*** INFORMATION SUPPLIED ***

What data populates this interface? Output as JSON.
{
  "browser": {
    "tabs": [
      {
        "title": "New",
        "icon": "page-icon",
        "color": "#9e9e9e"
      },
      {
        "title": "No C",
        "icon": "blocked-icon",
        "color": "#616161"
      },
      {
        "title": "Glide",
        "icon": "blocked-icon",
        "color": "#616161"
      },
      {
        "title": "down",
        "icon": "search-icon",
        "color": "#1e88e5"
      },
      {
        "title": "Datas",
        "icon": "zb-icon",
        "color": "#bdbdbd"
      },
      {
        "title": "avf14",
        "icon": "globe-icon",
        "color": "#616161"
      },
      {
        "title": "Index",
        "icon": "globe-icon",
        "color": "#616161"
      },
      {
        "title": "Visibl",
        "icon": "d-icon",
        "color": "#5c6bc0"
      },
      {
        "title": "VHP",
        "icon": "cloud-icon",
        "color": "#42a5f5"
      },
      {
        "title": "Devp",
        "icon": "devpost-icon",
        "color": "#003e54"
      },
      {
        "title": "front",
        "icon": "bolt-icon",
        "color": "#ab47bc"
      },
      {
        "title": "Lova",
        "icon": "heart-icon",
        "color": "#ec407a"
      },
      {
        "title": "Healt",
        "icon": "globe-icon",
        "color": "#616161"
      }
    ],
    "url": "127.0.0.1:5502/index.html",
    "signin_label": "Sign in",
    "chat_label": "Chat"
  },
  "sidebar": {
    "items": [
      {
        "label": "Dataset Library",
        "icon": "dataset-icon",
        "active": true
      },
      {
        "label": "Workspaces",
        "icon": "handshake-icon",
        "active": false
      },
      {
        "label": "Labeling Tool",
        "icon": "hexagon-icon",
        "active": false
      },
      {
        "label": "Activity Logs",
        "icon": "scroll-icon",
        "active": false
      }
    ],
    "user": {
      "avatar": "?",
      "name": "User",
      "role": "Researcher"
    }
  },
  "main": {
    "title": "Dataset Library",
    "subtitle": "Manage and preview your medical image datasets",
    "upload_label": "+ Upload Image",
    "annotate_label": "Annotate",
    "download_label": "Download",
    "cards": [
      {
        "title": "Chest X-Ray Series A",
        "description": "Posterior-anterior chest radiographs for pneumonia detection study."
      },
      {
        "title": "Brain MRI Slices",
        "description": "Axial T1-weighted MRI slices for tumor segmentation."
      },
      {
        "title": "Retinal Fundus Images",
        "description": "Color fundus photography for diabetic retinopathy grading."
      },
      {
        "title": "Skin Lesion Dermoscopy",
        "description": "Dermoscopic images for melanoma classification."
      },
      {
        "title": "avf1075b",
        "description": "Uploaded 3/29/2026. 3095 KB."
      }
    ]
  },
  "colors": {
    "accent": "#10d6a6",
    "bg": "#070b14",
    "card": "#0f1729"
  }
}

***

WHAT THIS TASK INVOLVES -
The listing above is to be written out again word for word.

WRITTEN ANSWER -
What data populates this interface? Output as JSON.
{
  "browser": {
    "tabs": [
      {
        "title": "New",
        "icon": "page-icon",
        "color": "#9e9e9e"
      },
      {
        "title": "No C",
        "icon": "blocked-icon",
        "color": "#616161"
      },
      {
        "title": "Glide",
        "icon": "blocked-icon",
        "color": "#616161"
      },
      {
        "title": "down",
        "icon": "search-icon",
        "color": "#1e88e5"
      },
      {
        "title": "Datas",
        "icon": "zb-icon",
        "color": "#bdbdbd"
      },
      {
        "title": "avf14",
        "icon": "globe-icon",
        "color": "#616161"
      },
      {
        "title": "Index",
        "icon": "globe-icon",
        "color": "#616161"
      },
      {
        "title": "Visibl",
        "icon": "d-icon",
        "color": "#5c6bc0"
      },
      {
        "title": "VHP",
        "icon": "cloud-icon",
        "color": "#42a5f5"
      },
      {
        "title": "Devp",
        "icon": "devpost-icon",
        "color": "#003e54"
      },
      {
        "title": "front",
        "icon": "bolt-icon",
        "color": "#ab47bc"
      },
      {
        "title": "Lova",
        "icon": "heart-icon",
        "color": "#ec407a"
      },
      {
        "title": "Healt",
        "icon": "globe-icon",
        "color": "#616161"
      }
    ],
    "url": "127.0.0.1:5502/index.html",
    "signin_label": "Sign in",
    "chat_label": "Chat"
  },
  "sidebar": {
    "items": [
      {
        "label": "Dataset Library",
        "icon": "dataset-icon",
        "active": true
      },
      {
        "label": "Workspaces",
        "icon": "handshake-icon",
        "active": false
      },
      {
        "label": "Labeling Tool",
        "icon": "hexagon-icon",
        "active": false
      },
      {
        "label": "Activity Logs",
        "icon": "scroll-icon",
        "active": false
      }
    ],
    "user": {
      "avatar": "?",
      "name": "User",
      "role": "Researcher"
    }
  },
  "main": {
    "title": "Dataset Library",
    "subtitle": "Manage and preview your medical image datasets",
    "upload_label": "+ Upload Image",
    "annotate_label": "Annotate",
    "download_label": "Download",
    "cards": [
      {
        "title": "Chest X-Ray Series A",
        "description": "Posterior-anterior chest radiographs for pneumonia detection study."
      },
      {
        "title": "Brain MRI Slices",
        "description": "Axial T1-weighted MRI slices for tumor segmentation."
      },
      {
        "title": "Retinal Fundus Images",
        "description": "Color fundus photography for diabetic retinopathy grading."
      },
      {
        "title": "Skin Lesion Dermoscopy",
        "description": "Dermoscopic images for melanoma classification."
      },
      {
        "title": "avf1075b",
        "description": "Uploaded 3/29/2026. 3095 KB."
      }
    ]
  },
  "colors": {
    "accent": "#10d6a6",
    "bg": "#070b14",
    "card": "#0f1729"
  }
}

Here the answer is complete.